* Extracted entries

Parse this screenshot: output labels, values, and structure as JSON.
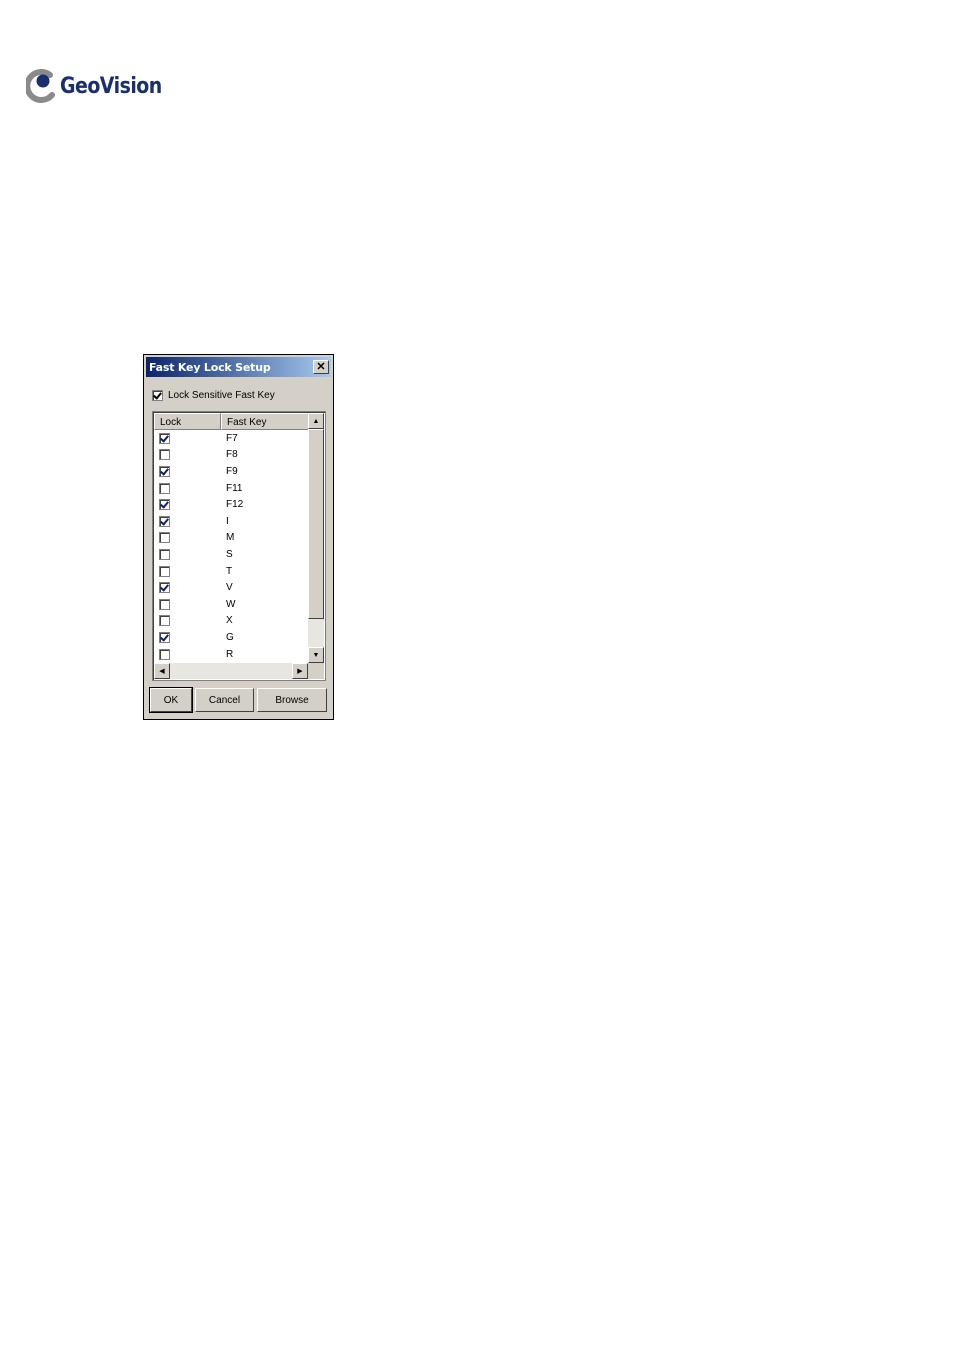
{
  "logo": {
    "name": "GeoVision"
  },
  "dialog": {
    "title": "Fast Key Lock Setup",
    "close_glyph": "✕",
    "lock_all": {
      "label": "Lock Sensitive Fast Key",
      "checked": true
    },
    "columns": [
      "Lock",
      "Fast Key"
    ],
    "rows": [
      {
        "key": "F7",
        "locked": true
      },
      {
        "key": "F8",
        "locked": false
      },
      {
        "key": "F9",
        "locked": true
      },
      {
        "key": "F11",
        "locked": false
      },
      {
        "key": "F12",
        "locked": true
      },
      {
        "key": "I",
        "locked": true
      },
      {
        "key": "M",
        "locked": false
      },
      {
        "key": "S",
        "locked": false
      },
      {
        "key": "T",
        "locked": false
      },
      {
        "key": "V",
        "locked": true
      },
      {
        "key": "W",
        "locked": false
      },
      {
        "key": "X",
        "locked": false
      },
      {
        "key": "G",
        "locked": true
      },
      {
        "key": "R",
        "locked": false
      }
    ],
    "buttons": {
      "ok": "OK",
      "cancel": "Cancel",
      "browse": "Browse"
    },
    "scroll_glyphs": {
      "up": "▲",
      "down": "▼",
      "left": "◀",
      "right": "▶"
    }
  },
  "colors": {
    "title_start": "#0a246a",
    "title_end": "#a6caf0",
    "face": "#d4d0c8",
    "logo": "#1a2f6e"
  }
}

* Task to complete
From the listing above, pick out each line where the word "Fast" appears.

* Answer below
    "title": "Fast Key Lock Setup",
      "label": "Lock Sensitive Fast Key",
      "Fast Key"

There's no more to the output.